Mutual offers 4.11% fixed-rate account
Newcastle Building Society has launched a fixed-rate account paying up to 4.11% AER over three years.
The account, which is online access only, is available to anyone with between £5,000 and £250,000 to lock away and matures on 1 May 2012. Interest is paid annually, so you will benefit from compound interest. However, a monthly interest option is also available, with a lower AER of 4.08%.
This account does not allow any early withdrawals.
Steve Urwin, senior marketing executive at Newcastle Building Society, says: “The account will give savers the opportunity to operate their account at their convenience, while watching their savings achieve a great return of up to 4.11% AER, with a guarantee that the rate will remain unchanged until maturity.”
How does it compare?
The savings market has recently seen an influx of longer-term fixed accounts, ranging from two to five years. While one-year accounts are normally the most popular fixed deals, savings providers are increasingly offering their best rates to people prepared to lock away their money for a longer period of time.
Opting for an account with such a long term might not be a good move for you. For one, you must be certain that you won’t need your money during the fixed period as withdrawals are often not permitted or come with penalty charges.
In addition, the Bank of England base rate could increase within your fixed period, and new savings accounts could be launched with higher AERs.
However, if you are seeking the security of a two-year or more guarantee on rate, then there is plenty of choice on the market.
Close Brothers offers a two-year Premium Gold account paying 4.3% AER on deposits of between £10,000 and £10 million. No early withdrawals or additional deposits are permitted with this deal.
Be aware that this account is only available until 8 April.
Cater Allen Private Bank, meanwhile, offers two fixed bonds paying up to 4.11% AER.
The first is fixed for two years, and pays 3.68% AER for anyone with between £5,000 and £50,000 to deposit. The rate increases as your balance does; deposit more than £50,000 (the maximum amount that is protected by the Financial Services Compensation Scheme) and your rate will rise to 3.85% AER. If your balance is more than £250,000, the rate rises again to 3.92% AER and if you have £1 million to save, you’ll earn 4%.
Cater Allen’s three-year bond, meanwhile, pays 3.85% for anyone with between £5,000 and £50,000 saved; 4% for anyone with £50,000 to £250,000 deposited; 4.08% if your balance is between £250,000 and £1 million; and 4.11% if you have a balance of £1 million plus.
West Bromwich Building Society offers an E Bond paying 4.2% AER until 31 April 2014 for anyone with at least £5,000 to deposit.
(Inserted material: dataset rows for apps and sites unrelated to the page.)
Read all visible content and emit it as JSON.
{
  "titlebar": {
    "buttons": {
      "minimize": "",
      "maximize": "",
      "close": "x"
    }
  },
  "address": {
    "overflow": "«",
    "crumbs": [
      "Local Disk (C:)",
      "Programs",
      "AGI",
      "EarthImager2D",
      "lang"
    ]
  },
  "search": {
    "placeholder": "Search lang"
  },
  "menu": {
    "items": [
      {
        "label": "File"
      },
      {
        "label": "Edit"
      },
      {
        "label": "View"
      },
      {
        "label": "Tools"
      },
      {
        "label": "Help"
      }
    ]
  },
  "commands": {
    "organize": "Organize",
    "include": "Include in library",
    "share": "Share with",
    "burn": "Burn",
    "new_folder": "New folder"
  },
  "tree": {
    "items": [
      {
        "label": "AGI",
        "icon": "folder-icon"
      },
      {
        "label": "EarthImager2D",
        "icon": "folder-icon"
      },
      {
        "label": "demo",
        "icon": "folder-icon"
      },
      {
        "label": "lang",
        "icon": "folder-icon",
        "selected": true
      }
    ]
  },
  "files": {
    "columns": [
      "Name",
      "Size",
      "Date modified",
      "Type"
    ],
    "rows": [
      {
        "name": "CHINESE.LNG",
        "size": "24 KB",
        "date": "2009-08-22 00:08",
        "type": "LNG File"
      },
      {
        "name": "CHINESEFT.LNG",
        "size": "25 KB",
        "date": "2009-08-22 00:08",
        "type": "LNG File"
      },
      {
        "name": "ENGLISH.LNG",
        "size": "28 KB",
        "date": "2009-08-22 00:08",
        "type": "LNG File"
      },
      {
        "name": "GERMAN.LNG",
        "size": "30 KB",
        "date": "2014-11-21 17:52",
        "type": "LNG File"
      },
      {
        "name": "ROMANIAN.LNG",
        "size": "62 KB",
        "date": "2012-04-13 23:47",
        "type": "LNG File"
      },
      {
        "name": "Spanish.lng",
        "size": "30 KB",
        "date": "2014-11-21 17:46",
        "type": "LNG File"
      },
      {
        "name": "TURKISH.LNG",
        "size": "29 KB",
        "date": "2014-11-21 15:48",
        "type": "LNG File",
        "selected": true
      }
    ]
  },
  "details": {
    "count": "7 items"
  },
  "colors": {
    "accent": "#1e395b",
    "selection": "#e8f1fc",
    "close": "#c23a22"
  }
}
Or it pays 4.1% on deposits of £5,000 until 31 April 2012.
Withdrawals or additional deposits are not permitted with either of these deals, and you can only manage your account via post or the telephone.
ICICI Bank is paying up to 4.1% AER on its HiSAVE two-year fixed account or 3.9% AER on its HiSAVE 12-month deal. Both bonds require a deposit of £1,000. Neither of these accounts allow early access withdrawals.
Nationwide recently launched an account paying 4.15% AER - but you will have to lock your money away for five years.
Halifax's websaver deal, meanwhile, also pays 4.1% AER on deposits of £500 but again this is a five-year fixed deal.
This is effectively paying interest on interest. Interest is calculated not only on the initial sum borrowed (principal) or saved (see APR and AER) but also on the accumulated interest. The more frequently interest is added to the principal, the faster the principal grows and the higher the compound interest will be. Compound interest differs from “simple interest” in that simple interest is calculated solely as a percentage of the principal sum.
This is a mutual organisation owned by its members and not by shareholders. These societies offer a range of financial services but have historically concentrated on taking deposits from savers and lending the money to borrowers as mortgages, hence the name. In the mid-1990s many societies “demutualised” and became banks. One academic study (Heffernan, 2003) found demutualised societies’ pricing on deposits and mortgages was more favourable to shareholders than to customers, with the remaining mutual building societies offering consistently better rates. In 1900, there were 2,286 building societies in the UK; in 2011, there are just 51.
Also referred to as the bank rate or the minimum lending rate, the Bank of England base rate is the lowest rate the Bank uses to discount bills of exchange. This affects consumers as it is used by mainstream lenders and banks as the basis for calculating interest rates on mortgages, loans and savings.
Where APR is the rate charged for money borrowed, Annual equivalent rate is how interest is calculated on money saved. The AER takes into account the frequency the product pays interest and how that interest compounds. So, if two savings products pay the same rate of interest but one pays interest more frequently, that account compounds the interest more frequently and will have a higher AER.